SINEs will be a useful tool for distinguishing one population from another: In this study, we found that the distribution of FokI SINEs at distinct loci varied among remote populations. As described above, such patterns of insertion do not necessarily reflect the phylogenetic relationships among the populations. However, we can use them as genetic markers to distinguish genetic variations. For example, at the Fok-600 locus, among the populations of S. malma that we showed, only the population from the Yanbetsu River had no insertion of a FokI SINE. The population of S. malma in Lake Shikaribetsu and its inlet stream, the Yanbetsu River, on Hokkaido Island, Japan, is thought to be a subspecies of S. malma (S. malma miyabei). S. malma miyabei has the most numerous gill-rakers, which range in number from 23 to 29 with a mode of 26, of all species of Salvelinus (Maekawa 1977). In addition, from an analysis of isozymes, S. malma miyabei was found to differ markedly from other populations of S. malma (Mitsuboshiet al. 1992). The results for Fok-600, as well as the results of other morphological, ecological, and biochemical studies, also support the hypothesis that the species in one distinct population of S. malma, which became landlocked in Lake Shikaribetsu during the recent Ice ages, might have adapted intrinsically to the environment in the lake (Maekawa 1977, 1985). The population size of the ancestral population of S. malma miyabei may have been small enough to lose the SINE insertion in all individuals.
Further screening of FokI SINE loci and analysis of more samples from various regions should allow us to clarify the structures of populations and the evolutionary history of S. alpinus and S. malma.

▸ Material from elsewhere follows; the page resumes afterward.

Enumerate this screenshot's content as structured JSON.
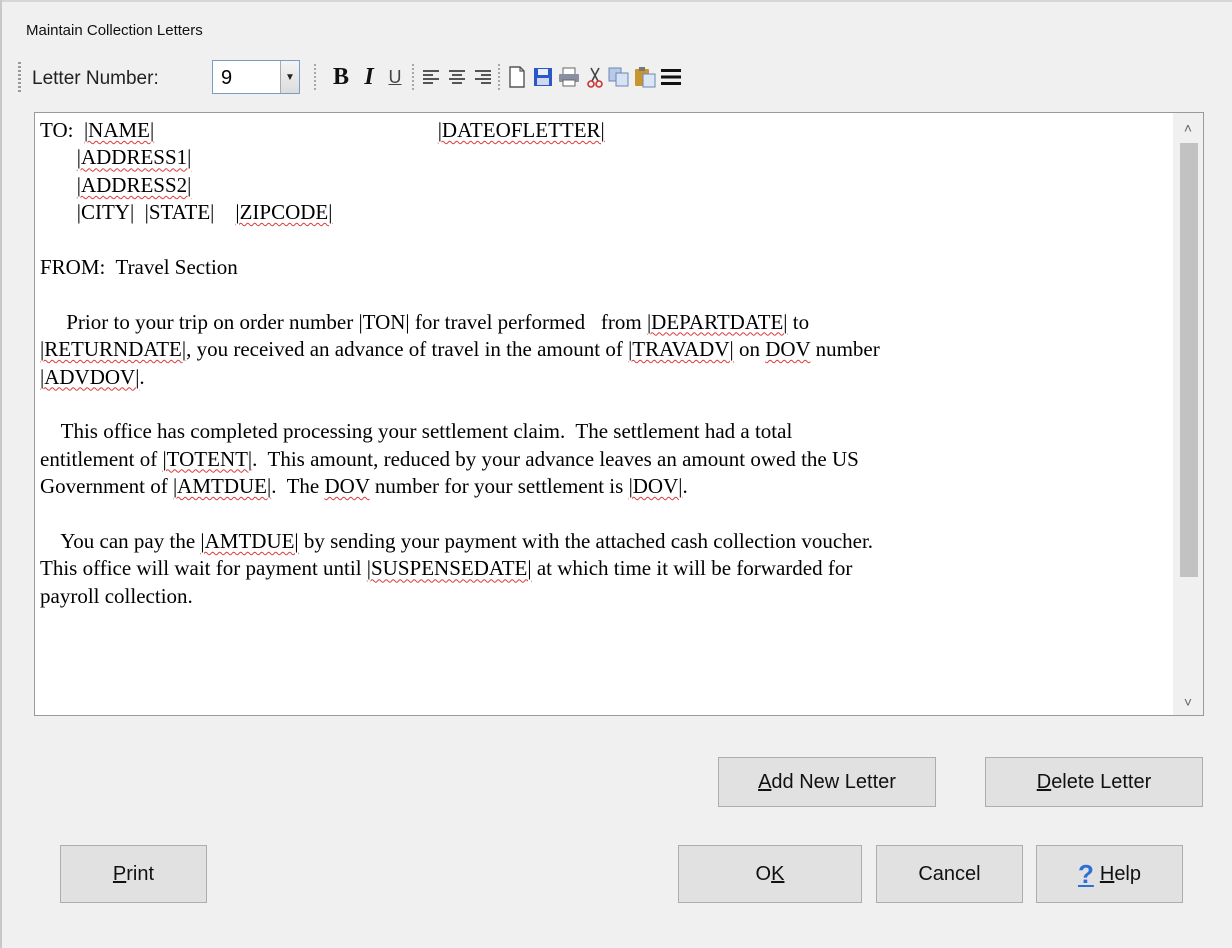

The authors are grateful to T. Yoshikawa, T. Masuda, and M. Tsuji for their help in isolation of SINE clones. We thank N. Davis (Bering Sea), F. Kircheis (Maine), J. Vuorinen (Finland), and M. Saneyoshi (Japan) for providing those samples and Parks Canada for field assistance at Lake Hazen. North American field work was supported by Fisheries and Oceans Canada and Alaska Department of Fish and Game. This work was supported by a Grant-in-Aid for Specially Promoted Research from the Ministry of Education, Science, and Culture of Japan.
Communicating editor: N. Takahata
- Received March 9, 1998.
- Accepted April 30, 1998.
- Copyright © 1998 by the Genetics Society of America